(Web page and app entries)
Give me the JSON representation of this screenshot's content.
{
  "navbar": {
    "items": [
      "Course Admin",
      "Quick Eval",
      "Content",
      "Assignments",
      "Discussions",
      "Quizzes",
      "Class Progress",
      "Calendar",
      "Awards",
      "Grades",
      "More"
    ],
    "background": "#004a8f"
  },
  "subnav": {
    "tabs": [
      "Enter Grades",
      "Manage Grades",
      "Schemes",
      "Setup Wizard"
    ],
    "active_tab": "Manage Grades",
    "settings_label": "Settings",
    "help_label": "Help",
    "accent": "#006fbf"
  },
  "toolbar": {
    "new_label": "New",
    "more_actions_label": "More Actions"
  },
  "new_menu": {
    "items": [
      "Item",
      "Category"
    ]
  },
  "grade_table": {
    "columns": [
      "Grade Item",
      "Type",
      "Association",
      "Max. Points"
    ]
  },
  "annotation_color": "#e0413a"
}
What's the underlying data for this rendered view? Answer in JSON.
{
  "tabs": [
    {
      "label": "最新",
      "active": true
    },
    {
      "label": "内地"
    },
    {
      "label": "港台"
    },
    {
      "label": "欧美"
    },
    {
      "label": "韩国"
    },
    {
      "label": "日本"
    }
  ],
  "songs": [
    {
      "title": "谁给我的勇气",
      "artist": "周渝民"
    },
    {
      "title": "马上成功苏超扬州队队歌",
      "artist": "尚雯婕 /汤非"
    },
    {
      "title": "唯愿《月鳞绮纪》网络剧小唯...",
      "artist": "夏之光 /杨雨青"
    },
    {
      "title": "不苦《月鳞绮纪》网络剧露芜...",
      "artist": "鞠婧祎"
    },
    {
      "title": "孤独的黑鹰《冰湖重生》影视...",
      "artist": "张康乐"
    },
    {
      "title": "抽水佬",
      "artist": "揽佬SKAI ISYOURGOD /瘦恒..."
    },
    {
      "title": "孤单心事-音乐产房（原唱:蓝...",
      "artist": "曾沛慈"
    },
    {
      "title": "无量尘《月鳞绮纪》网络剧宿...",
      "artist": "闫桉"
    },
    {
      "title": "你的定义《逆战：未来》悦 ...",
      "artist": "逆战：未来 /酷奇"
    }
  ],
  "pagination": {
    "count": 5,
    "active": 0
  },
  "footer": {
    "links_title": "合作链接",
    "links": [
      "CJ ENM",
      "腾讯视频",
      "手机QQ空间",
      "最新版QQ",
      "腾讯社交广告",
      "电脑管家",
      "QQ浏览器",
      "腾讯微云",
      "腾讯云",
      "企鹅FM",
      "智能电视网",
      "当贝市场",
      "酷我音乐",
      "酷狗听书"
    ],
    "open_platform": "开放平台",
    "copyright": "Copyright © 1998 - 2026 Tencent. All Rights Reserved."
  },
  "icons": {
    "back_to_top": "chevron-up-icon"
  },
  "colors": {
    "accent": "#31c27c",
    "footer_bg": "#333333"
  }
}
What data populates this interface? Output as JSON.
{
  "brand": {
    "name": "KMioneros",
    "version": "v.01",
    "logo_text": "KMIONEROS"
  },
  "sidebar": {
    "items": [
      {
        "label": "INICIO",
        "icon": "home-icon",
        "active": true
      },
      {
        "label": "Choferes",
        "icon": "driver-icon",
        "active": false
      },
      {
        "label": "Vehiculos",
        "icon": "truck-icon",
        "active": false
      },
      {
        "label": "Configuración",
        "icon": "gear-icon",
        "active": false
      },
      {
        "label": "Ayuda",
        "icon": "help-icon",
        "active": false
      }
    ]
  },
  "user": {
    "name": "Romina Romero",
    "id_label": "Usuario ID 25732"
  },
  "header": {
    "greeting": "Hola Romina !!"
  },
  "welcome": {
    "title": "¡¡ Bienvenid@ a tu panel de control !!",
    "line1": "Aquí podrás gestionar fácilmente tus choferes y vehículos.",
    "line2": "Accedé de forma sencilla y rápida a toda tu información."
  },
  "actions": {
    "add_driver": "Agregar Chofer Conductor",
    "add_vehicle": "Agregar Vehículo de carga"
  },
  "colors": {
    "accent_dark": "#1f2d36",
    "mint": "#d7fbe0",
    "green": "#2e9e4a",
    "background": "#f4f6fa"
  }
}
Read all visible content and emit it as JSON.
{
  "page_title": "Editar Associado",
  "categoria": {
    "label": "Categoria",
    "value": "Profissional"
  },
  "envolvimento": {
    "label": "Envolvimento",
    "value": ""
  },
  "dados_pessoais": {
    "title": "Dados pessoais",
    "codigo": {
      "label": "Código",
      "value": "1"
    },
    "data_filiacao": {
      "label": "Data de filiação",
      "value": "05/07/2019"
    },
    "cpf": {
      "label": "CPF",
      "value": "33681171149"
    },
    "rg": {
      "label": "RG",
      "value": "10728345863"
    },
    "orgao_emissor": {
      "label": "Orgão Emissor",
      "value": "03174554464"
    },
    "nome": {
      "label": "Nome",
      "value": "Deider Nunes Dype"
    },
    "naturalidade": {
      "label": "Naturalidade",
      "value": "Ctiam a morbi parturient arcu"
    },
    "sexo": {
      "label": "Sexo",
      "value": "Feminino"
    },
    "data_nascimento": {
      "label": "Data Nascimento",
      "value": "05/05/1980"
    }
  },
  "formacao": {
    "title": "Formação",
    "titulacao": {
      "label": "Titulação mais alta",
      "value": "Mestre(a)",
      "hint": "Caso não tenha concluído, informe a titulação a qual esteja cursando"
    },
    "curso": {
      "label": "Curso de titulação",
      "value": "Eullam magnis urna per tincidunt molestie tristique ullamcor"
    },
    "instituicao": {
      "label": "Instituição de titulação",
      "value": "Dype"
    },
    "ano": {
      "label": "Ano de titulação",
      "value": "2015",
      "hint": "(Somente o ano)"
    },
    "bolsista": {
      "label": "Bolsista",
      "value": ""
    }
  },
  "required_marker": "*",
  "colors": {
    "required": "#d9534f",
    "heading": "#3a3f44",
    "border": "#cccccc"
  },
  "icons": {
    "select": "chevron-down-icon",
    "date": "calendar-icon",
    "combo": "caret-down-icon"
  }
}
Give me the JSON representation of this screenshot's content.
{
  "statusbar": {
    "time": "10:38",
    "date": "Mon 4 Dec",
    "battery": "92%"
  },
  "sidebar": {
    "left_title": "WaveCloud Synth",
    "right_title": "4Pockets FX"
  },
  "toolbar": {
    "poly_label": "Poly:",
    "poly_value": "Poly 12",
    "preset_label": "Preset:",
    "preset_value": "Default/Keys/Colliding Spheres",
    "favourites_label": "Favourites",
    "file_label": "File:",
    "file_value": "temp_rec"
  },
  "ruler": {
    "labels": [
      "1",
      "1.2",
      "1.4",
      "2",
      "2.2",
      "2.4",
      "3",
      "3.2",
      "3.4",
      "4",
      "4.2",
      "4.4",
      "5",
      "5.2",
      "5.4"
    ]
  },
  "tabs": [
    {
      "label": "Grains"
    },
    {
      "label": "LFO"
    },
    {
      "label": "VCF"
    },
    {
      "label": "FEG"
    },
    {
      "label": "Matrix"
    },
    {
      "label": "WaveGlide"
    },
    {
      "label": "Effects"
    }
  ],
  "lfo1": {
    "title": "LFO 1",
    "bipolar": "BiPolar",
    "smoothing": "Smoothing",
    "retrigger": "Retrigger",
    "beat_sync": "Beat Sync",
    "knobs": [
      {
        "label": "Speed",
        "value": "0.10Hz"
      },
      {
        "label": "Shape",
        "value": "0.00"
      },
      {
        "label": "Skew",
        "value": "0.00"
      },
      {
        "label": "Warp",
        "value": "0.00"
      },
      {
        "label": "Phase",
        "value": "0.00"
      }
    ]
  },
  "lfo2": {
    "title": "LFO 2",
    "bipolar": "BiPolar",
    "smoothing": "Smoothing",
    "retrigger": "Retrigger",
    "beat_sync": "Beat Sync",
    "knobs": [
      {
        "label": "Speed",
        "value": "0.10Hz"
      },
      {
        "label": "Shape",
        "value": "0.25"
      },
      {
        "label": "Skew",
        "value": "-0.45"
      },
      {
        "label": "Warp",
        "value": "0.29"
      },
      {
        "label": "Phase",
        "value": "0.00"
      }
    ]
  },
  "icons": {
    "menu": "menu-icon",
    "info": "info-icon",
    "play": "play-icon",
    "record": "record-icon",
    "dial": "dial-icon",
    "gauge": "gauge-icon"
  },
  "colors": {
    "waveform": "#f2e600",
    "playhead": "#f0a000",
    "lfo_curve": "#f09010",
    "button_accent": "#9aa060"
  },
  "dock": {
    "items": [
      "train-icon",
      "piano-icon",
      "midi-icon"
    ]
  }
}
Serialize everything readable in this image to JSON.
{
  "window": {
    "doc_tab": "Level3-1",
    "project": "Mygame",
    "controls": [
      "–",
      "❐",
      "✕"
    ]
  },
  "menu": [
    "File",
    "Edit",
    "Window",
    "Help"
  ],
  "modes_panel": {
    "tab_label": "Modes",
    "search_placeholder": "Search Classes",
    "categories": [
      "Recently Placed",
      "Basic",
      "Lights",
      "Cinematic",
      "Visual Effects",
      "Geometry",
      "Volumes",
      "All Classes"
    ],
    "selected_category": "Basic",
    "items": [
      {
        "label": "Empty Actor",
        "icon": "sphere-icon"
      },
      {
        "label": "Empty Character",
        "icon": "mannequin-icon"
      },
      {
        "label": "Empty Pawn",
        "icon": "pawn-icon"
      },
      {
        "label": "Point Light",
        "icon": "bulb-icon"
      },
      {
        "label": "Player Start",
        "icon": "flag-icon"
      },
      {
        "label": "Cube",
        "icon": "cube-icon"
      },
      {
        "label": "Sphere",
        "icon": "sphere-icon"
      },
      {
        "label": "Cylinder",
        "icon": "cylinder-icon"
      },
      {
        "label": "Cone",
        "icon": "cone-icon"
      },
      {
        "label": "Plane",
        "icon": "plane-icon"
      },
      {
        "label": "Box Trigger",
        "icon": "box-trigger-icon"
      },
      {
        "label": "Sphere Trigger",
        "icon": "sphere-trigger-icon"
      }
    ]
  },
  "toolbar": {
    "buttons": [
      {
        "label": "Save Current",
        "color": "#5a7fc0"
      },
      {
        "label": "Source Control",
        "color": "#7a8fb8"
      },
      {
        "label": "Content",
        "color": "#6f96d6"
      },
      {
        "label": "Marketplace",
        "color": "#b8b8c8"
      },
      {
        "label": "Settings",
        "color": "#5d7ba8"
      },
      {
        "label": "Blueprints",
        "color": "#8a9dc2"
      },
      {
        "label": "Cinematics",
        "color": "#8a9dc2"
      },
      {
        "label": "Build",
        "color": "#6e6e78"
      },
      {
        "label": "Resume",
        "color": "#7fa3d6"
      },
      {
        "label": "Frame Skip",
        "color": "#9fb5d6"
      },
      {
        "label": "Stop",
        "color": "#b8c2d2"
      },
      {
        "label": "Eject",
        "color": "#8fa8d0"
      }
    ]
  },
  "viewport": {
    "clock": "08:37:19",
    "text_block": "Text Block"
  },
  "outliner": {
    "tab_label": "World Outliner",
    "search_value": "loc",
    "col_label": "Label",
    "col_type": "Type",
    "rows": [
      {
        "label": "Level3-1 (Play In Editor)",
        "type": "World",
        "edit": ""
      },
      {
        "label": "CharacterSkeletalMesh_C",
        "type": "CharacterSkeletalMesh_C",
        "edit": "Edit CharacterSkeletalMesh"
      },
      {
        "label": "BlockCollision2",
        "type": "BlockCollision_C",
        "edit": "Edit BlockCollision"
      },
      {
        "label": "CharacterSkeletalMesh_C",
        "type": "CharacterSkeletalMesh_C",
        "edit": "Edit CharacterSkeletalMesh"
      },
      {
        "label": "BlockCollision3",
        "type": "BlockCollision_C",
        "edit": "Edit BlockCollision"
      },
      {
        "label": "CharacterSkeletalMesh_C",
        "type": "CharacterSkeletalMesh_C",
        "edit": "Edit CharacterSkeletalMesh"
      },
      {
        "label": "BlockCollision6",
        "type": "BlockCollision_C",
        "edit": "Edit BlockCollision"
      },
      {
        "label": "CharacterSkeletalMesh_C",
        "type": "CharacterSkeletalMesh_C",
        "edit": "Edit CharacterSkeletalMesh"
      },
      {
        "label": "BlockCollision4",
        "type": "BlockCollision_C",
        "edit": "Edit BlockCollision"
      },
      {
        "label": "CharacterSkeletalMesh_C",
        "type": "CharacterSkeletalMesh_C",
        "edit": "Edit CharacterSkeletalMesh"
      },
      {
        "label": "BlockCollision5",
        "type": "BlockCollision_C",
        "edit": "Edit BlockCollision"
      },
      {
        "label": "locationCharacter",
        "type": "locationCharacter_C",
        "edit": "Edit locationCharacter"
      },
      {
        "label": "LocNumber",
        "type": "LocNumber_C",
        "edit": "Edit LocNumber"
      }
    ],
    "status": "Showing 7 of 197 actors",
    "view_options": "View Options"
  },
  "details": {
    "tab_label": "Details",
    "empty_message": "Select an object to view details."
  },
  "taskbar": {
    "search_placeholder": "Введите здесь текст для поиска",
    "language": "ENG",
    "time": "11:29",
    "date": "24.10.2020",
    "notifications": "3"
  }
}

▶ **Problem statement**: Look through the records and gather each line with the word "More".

▶ **Result**:
      "More"
    "more_actions_label": "More Actions"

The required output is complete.